◆ ACTION ITEM
The entries below must be restated word for word.

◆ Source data
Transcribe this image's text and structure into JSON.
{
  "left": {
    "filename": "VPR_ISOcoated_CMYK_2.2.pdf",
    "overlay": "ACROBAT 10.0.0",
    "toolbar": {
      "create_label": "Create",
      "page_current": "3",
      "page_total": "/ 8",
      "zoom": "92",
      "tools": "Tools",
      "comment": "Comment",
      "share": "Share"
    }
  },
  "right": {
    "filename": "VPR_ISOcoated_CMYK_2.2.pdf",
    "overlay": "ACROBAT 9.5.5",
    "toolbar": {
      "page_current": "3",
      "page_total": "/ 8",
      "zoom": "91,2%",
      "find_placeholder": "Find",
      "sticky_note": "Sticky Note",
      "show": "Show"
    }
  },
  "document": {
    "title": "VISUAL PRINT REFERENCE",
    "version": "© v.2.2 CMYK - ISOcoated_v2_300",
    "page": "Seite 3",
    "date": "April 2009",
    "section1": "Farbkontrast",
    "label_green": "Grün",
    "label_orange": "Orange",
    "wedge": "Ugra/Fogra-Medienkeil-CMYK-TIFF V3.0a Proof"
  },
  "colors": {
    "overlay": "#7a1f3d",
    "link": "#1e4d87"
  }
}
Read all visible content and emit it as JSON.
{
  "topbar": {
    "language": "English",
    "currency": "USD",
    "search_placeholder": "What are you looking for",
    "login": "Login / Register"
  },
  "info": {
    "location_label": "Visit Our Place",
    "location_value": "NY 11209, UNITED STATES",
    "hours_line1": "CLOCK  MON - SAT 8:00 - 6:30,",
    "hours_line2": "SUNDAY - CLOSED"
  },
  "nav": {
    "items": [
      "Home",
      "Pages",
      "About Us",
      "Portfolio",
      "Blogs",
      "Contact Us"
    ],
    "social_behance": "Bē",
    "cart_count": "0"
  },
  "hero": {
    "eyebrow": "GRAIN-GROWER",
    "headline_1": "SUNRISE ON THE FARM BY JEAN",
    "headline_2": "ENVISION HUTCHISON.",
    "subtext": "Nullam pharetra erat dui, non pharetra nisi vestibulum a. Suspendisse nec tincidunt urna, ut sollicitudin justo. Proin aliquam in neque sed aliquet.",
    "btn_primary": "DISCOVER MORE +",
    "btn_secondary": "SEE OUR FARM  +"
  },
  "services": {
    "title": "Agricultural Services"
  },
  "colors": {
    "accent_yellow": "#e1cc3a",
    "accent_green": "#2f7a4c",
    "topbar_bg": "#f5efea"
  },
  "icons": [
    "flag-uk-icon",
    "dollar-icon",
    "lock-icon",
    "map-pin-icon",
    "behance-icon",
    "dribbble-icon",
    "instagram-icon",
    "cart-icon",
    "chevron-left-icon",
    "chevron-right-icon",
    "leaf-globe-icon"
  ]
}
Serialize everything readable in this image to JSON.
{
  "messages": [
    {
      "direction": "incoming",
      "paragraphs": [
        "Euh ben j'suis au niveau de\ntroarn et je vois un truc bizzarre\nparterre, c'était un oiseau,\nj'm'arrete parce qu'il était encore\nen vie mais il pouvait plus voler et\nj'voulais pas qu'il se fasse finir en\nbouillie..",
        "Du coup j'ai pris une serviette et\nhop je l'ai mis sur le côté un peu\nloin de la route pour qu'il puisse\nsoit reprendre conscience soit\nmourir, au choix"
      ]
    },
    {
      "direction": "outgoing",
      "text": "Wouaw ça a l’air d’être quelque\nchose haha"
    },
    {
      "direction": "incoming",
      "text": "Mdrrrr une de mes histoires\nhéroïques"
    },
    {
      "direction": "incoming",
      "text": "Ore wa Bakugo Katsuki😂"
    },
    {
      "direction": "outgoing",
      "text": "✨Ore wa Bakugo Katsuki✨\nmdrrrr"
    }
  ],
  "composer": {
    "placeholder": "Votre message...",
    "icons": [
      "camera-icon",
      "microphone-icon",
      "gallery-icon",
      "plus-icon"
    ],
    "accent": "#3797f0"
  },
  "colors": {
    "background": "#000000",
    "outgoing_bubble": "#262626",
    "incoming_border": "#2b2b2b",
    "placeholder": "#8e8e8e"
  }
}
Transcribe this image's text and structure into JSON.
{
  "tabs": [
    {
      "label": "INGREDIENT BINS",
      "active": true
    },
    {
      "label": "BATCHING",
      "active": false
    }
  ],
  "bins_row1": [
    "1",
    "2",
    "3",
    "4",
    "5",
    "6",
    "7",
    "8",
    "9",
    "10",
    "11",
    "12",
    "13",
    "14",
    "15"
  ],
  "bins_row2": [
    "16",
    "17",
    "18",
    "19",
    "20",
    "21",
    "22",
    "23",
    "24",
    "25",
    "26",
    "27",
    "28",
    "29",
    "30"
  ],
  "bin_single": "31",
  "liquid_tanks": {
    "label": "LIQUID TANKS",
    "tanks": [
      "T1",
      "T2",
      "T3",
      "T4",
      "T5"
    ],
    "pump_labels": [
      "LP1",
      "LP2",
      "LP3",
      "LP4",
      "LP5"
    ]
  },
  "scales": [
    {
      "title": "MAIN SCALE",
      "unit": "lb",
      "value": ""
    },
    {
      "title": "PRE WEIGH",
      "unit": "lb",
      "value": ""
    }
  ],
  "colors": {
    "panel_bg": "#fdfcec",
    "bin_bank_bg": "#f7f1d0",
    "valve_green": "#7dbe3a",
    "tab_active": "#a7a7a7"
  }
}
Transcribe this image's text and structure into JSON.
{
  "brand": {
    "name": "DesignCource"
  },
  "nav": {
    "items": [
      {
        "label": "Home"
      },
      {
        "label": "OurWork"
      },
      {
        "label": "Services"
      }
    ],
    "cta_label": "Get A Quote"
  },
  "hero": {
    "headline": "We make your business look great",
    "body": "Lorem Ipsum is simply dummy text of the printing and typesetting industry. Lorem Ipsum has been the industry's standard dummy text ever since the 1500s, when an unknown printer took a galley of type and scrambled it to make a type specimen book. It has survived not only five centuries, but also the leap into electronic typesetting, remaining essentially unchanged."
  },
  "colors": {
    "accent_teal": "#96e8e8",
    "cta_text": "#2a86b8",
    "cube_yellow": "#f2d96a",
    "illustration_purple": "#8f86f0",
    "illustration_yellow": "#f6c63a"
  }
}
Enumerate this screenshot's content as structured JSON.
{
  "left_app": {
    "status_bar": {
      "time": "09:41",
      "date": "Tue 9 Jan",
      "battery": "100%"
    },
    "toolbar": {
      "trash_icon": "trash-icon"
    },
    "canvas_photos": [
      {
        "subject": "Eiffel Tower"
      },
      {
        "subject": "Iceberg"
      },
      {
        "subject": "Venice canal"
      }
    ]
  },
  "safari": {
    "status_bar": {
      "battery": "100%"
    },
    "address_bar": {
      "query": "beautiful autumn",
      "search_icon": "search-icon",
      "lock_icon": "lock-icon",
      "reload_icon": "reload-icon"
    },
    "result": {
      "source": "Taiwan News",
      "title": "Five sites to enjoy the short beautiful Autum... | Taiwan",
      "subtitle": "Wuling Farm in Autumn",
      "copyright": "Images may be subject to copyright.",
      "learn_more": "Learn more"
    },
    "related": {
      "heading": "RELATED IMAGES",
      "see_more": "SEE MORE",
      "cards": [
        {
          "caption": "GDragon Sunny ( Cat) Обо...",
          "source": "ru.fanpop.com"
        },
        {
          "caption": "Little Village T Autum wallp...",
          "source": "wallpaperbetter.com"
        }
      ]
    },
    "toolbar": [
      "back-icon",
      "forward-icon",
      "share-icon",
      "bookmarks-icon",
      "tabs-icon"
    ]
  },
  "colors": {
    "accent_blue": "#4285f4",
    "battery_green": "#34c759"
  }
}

◆ RESULT OF THE TASK
Transcribe this image's text and structure into JSON.
{
  "left": {
    "filename": "VPR_ISOcoated_CMYK_2.2.pdf",
    "overlay": "ACROBAT 10.0.0",
    "toolbar": {
      "create_label": "Create",
      "page_current": "3",
      "page_total": "/ 8",
      "zoom": "92",
      "tools": "Tools",
      "comment": "Comment",
      "share": "Share"
    }
  },
  "right": {
    "filename": "VPR_ISOcoated_CMYK_2.2.pdf",
    "overlay": "ACROBAT 9.5.5",
    "toolbar": {
      "page_current": "3",
      "page_total": "/ 8",
      "zoom": "91,2%",
      "find_placeholder": "Find",
      "sticky_note": "Sticky Note",
      "show": "Show"
    }
  },
  "document": {
    "title": "VISUAL PRINT REFERENCE",
    "version": "© v.2.2 CMYK - ISOcoated_v2_300",
    "page": "Seite 3",
    "date": "April 2009",
    "section1": "Farbkontrast",
    "label_green": "Grün",
    "label_orange": "Orange",
    "wedge": "Ugra/Fogra-Medienkeil-CMYK-TIFF V3.0a Proof"
  },
  "colors": {
    "overlay": "#7a1f3d",
    "link": "#1e4d87"
  }
}
Read all visible content and emit it as JSON.
{
  "topbar": {
    "language": "English",
    "currency": "USD",
    "search_placeholder": "What are you looking for",
    "login": "Login / Register"
  },
  "info": {
    "location_label": "Visit Our Place",
    "location_value": "NY 11209, UNITED STATES",
    "hours_line1": "CLOCK  MON - SAT 8:00 - 6:30,",
    "hours_line2": "SUNDAY - CLOSED"
  },
  "nav": {
    "items": [
      "Home",
      "Pages",
      "About Us",
      "Portfolio",
      "Blogs",
      "Contact Us"
    ],
    "social_behance": "Bē",
    "cart_count": "0"
  },
  "hero": {
    "eyebrow": "GRAIN-GROWER",
    "headline_1": "SUNRISE ON THE FARM BY JEAN",
    "headline_2": "ENVISION HUTCHISON.",
    "subtext": "Nullam pharetra erat dui, non pharetra nisi vestibulum a. Suspendisse nec tincidunt urna, ut sollicitudin justo. Proin aliquam in neque sed aliquet.",
    "btn_primary": "DISCOVER MORE +",
    "btn_secondary": "SEE OUR FARM  +"
  },
  "services": {
    "title": "Agricultural Services"
  },
  "colors": {
    "accent_yellow": "#e1cc3a",
    "accent_green": "#2f7a4c",
    "topbar_bg": "#f5efea"
  },
  "icons": [
    "flag-uk-icon",
    "dollar-icon",
    "lock-icon",
    "map-pin-icon",
    "behance-icon",
    "dribbble-icon",
    "instagram-icon",
    "cart-icon",
    "chevron-left-icon",
    "chevron-right-icon",
    "leaf-globe-icon"
  ]
}
Serialize everything readable in this image to JSON.
{
  "messages": [
    {
      "direction": "incoming",
      "paragraphs": [
        "Euh ben j'suis au niveau de\ntroarn et je vois un truc bizzarre\nparterre, c'était un oiseau,\nj'm'arrete parce qu'il était encore\nen vie mais il pouvait plus voler et\nj'voulais pas qu'il se fasse finir en\nbouillie..",
        "Du coup j'ai pris une serviette et\nhop je l'ai mis sur le côté un peu\nloin de la route pour qu'il puisse\nsoit reprendre conscience soit\nmourir, au choix"
      ]
    },
    {
      "direction": "outgoing",
      "text": "Wouaw ça a l’air d’être quelque\nchose haha"
    },
    {
      "direction": "incoming",
      "text": "Mdrrrr une de mes histoires\nhéroïques"
    },
    {
      "direction": "incoming",
      "text": "Ore wa Bakugo Katsuki😂"
    },
    {
      "direction": "outgoing",
      "text": "✨Ore wa Bakugo Katsuki✨\nmdrrrr"
    }
  ],
  "composer": {
    "placeholder": "Votre message...",
    "icons": [
      "camera-icon",
      "microphone-icon",
      "gallery-icon",
      "plus-icon"
    ],
    "accent": "#3797f0"
  },
  "colors": {
    "background": "#000000",
    "outgoing_bubble": "#262626",
    "incoming_border": "#2b2b2b",
    "placeholder": "#8e8e8e"
  }
}
Transcribe this image's text and structure into JSON.
{
  "tabs": [
    {
      "label": "INGREDIENT BINS",
      "active": true
    },
    {
      "label": "BATCHING",
      "active": false
    }
  ],
  "bins_row1": [
    "1",
    "2",
    "3",
    "4",
    "5",
    "6",
    "7",
    "8",
    "9",
    "10",
    "11",
    "12",
    "13",
    "14",
    "15"
  ],
  "bins_row2": [
    "16",
    "17",
    "18",
    "19",
    "20",
    "21",
    "22",
    "23",
    "24",
    "25",
    "26",
    "27",
    "28",
    "29",
    "30"
  ],
  "bin_single": "31",
  "liquid_tanks": {
    "label": "LIQUID TANKS",
    "tanks": [
      "T1",
      "T2",
      "T3",
      "T4",
      "T5"
    ],
    "pump_labels": [
      "LP1",
      "LP2",
      "LP3",
      "LP4",
      "LP5"
    ]
  },
  "scales": [
    {
      "title": "MAIN SCALE",
      "unit": "lb",
      "value": ""
    },
    {
      "title": "PRE WEIGH",
      "unit": "lb",
      "value": ""
    }
  ],
  "colors": {
    "panel_bg": "#fdfcec",
    "bin_bank_bg": "#f7f1d0",
    "valve_green": "#7dbe3a",
    "tab_active": "#a7a7a7"
  }
}
Transcribe this image's text and structure into JSON.
{
  "brand": {
    "name": "DesignCource"
  },
  "nav": {
    "items": [
      {
        "label": "Home"
      },
      {
        "label": "OurWork"
      },
      {
        "label": "Services"
      }
    ],
    "cta_label": "Get A Quote"
  },
  "hero": {
    "headline": "We make your business look great",
    "body": "Lorem Ipsum is simply dummy text of the printing and typesetting industry. Lorem Ipsum has been the industry's standard dummy text ever since the 1500s, when an unknown printer took a galley of type and scrambled it to make a type specimen book. It has survived not only five centuries, but also the leap into electronic typesetting, remaining essentially unchanged."
  },
  "colors": {
    "accent_teal": "#96e8e8",
    "cta_text": "#2a86b8",
    "cube_yellow": "#f2d96a",
    "illustration_purple": "#8f86f0",
    "illustration_yellow": "#f6c63a"
  }
}
Enumerate this screenshot's content as structured JSON.
{
  "left_app": {
    "status_bar": {
      "time": "09:41",
      "date": "Tue 9 Jan",
      "battery": "100%"
    },
    "toolbar": {
      "trash_icon": "trash-icon"
    },
    "canvas_photos": [
      {
        "subject": "Eiffel Tower"
      },
      {
        "subject": "Iceberg"
      },
      {
        "subject": "Venice canal"
      }
    ]
  },
  "safari": {
    "status_bar": {
      "battery": "100%"
    },
    "address_bar": {
      "query": "beautiful autumn",
      "search_icon": "search-icon",
      "lock_icon": "lock-icon",
      "reload_icon": "reload-icon"
    },
    "result": {
      "source": "Taiwan News",
      "title": "Five sites to enjoy the short beautiful Autum... | Taiwan",
      "subtitle": "Wuling Farm in Autumn",
      "copyright": "Images may be subject to copyright.",
      "learn_more": "Learn more"
    },
    "related": {
      "heading": "RELATED IMAGES",
      "see_more": "SEE MORE",
      "cards": [
        {
          "caption": "GDragon Sunny ( Cat) Обо...",
          "source": "ru.fanpop.com"
        },
        {
          "caption": "Little Village T Autum wallp...",
          "source": "wallpaperbetter.com"
        }
      ]
    },
    "toolbar": [
      "back-icon",
      "forward-icon",
      "share-icon",
      "bookmarks-icon",
      "tabs-icon"
    ]
  },
  "colors": {
    "accent_blue": "#4285f4",
    "battery_green": "#34c759"
  }
}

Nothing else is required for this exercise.